One of my new year’s inspirations has been to make good on some unfinished projects lying around the house. I’ve resolved not to start any new projects, or buy new supplies*, until I’ve used some of my existing inventory. This graphic gray and cream fabric from Annie Selke has been sitting around for years, just waiting for me to do something with it. It was a rather large remnant, so even after recovering a throw pillow (which you can see here), I still had enough leftover for another task. So I decided to make an old-school inspiration board. While I love using pinterest and bloglovin and other online boards to compile resources, this board will be used to gather fabric swatches, photos and handwritten notes. I had a really old bulletin board that I hadn’t thrown out, just for this purpose, and with some scissors, glue gun, and nailhead trim, I was good to go.
1. Lay the (ironed) fabric with the front side facing the floor (or table) and place the bulletin board on top, so that you have at least a 2-inch allowance around the board. (You can also use foam insulation board, cut from your local hardware store, if you don’t happen to have a bulletin board lying around like I did.)
2. Using a glue gun, glue the fabric onto the frame of the back of the bulletin board. Do one side at a time, making sure to pull the fabric tight as you go. If you start with the side of the board, do the opposite side next. Likewise, if you start with the top, do the bottom next. When you are ready to glue the opposite side, give your fabric a good pull so the front is nice and tight. For the corners, I like to cut a L-shape out to get rid of the excess fabric and keep a cleaner finish.
3. Now you can either stop and enjoy the clean finish of your fabric, or decide to do add something extra. I had a box of nailheads lying around (no joke) so I decided to give mine a border. Starting with the center top, I placed single railheads along the inside frame of the bulletin board. Now I understand why the package called for a rubber mallet (which I don’t have), so it required a little more effort than I had anticipated and the box of nailheads barely covered half of the top of my 2×3 foot board. Do I buy more individual nailheads or go for the nailhead trim? I opted for the latter and after logging onto Amazon to buy this trim, I had to put my project on hold.

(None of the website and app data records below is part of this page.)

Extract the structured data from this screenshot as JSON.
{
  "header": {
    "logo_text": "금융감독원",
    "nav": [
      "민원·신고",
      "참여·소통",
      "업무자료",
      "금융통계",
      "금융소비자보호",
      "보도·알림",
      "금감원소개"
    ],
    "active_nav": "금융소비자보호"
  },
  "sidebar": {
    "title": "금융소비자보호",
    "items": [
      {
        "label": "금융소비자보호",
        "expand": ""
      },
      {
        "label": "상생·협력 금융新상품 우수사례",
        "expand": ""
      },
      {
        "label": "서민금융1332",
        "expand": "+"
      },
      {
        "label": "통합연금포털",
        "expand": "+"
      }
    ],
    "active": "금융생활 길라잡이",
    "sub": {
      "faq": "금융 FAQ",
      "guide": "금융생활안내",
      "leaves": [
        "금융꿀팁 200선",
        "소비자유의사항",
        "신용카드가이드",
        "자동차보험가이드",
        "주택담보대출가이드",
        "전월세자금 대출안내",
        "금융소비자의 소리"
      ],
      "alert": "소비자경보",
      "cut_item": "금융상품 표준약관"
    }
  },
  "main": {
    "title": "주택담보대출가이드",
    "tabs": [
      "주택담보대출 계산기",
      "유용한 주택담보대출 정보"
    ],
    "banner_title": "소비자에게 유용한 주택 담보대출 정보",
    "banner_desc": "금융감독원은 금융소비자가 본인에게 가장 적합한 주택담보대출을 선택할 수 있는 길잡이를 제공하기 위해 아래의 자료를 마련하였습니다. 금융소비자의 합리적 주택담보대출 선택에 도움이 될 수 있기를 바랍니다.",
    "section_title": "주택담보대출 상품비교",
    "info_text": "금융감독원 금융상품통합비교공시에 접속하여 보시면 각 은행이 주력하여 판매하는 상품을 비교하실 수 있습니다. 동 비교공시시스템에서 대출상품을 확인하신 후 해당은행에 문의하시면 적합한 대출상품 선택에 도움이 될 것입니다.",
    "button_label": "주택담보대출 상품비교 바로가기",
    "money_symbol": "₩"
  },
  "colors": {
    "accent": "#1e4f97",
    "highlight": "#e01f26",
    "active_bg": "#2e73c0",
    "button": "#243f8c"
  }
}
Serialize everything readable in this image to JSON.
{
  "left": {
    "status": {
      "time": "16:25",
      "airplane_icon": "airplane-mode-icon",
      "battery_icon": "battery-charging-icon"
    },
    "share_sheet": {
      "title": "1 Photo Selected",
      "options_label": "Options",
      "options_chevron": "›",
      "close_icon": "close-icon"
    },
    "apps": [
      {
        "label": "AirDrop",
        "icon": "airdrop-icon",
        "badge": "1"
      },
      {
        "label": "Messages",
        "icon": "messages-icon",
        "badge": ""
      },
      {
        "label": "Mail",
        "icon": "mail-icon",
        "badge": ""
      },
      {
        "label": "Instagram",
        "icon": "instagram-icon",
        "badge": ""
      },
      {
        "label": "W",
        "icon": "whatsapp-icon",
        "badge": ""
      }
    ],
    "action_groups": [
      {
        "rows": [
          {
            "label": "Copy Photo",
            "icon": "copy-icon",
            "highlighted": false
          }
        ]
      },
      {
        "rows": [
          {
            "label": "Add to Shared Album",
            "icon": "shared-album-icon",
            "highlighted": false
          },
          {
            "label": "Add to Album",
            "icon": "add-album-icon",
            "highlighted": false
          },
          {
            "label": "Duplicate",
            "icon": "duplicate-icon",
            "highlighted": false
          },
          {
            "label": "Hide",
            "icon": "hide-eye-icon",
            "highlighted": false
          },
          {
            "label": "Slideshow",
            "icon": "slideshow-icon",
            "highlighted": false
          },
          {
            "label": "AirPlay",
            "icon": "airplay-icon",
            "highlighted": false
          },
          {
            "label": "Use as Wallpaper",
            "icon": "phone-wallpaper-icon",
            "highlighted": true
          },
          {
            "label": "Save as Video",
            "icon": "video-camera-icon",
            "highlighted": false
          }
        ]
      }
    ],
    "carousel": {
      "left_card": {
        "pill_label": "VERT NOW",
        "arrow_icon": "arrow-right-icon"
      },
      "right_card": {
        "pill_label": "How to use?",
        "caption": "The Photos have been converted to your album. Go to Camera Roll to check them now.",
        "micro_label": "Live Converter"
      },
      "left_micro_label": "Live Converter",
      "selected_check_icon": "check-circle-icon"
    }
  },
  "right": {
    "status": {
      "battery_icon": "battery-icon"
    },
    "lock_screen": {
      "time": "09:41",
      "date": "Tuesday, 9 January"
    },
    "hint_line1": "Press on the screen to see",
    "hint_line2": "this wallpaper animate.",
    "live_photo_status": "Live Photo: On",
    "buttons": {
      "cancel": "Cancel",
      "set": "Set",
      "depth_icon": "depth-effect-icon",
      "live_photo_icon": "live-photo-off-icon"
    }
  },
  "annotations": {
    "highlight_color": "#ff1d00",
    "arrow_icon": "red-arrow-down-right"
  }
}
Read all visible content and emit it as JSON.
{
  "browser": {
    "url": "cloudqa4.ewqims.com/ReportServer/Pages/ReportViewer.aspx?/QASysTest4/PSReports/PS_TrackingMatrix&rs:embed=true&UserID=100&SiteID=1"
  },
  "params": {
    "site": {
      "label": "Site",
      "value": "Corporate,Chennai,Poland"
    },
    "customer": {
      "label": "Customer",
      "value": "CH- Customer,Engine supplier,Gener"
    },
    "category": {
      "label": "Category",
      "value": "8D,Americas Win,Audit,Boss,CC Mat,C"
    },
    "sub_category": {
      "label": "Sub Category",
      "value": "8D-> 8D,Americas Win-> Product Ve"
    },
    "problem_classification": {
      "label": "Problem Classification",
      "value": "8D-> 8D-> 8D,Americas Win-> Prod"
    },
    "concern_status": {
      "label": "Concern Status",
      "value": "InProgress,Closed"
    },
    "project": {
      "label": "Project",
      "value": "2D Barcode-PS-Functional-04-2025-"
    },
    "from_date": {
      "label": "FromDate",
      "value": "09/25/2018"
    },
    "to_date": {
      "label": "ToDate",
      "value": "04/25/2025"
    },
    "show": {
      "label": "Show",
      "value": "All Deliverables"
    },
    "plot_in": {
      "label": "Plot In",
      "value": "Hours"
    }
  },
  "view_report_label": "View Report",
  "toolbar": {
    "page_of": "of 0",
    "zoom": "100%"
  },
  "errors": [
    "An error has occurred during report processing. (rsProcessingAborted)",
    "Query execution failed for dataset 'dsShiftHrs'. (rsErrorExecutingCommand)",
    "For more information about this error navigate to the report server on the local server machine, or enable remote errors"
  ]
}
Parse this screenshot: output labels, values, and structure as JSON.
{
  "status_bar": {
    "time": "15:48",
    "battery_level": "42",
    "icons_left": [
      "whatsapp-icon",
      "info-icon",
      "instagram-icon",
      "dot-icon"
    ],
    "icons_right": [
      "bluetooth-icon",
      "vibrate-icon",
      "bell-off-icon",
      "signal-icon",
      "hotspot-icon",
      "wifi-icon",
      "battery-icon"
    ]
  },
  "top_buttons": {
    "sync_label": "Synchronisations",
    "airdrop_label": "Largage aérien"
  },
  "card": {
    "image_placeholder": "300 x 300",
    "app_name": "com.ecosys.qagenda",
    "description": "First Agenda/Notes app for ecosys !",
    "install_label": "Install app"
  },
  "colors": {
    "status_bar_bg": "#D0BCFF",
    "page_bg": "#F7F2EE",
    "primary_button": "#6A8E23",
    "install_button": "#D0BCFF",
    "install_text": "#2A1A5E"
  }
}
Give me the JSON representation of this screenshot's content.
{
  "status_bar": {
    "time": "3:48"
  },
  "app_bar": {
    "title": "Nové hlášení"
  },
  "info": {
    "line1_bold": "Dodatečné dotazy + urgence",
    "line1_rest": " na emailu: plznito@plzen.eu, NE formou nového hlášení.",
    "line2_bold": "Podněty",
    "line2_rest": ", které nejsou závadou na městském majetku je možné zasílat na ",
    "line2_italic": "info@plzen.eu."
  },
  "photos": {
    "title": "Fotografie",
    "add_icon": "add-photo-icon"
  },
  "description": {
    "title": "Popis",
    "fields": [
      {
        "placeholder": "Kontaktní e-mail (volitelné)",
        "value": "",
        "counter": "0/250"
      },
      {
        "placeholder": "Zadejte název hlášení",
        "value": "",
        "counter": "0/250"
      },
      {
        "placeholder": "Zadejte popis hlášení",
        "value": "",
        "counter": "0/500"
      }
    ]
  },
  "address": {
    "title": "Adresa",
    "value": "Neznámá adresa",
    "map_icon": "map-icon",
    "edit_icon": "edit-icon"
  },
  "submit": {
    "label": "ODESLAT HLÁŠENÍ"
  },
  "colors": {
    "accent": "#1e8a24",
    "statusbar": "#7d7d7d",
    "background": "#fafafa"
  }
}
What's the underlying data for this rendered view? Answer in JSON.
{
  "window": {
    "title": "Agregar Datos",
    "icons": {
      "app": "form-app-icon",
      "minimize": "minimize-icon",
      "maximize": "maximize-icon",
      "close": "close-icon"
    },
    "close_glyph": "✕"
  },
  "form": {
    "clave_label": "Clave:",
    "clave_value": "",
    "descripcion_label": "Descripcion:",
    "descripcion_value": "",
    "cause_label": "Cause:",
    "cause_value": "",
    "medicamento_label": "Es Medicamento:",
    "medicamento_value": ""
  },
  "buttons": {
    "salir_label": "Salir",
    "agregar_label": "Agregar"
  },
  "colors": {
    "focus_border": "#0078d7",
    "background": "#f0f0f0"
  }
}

4. Fast forward two days and I had my nail head trim in hand. You can easily cut the trim where needed and only have to push in the individual nailheads about every 5 heads. Voila! I finished it up before my 30-minute HGTV show even finished. While I wouldn’t use the trim for furniture or other projects where you need a cleaner look, it worked out great for the inspiration board and now I have another 3 yards left to make something else. Any suggestions?
*(except to finish up existing projects, like the nailhead trim!)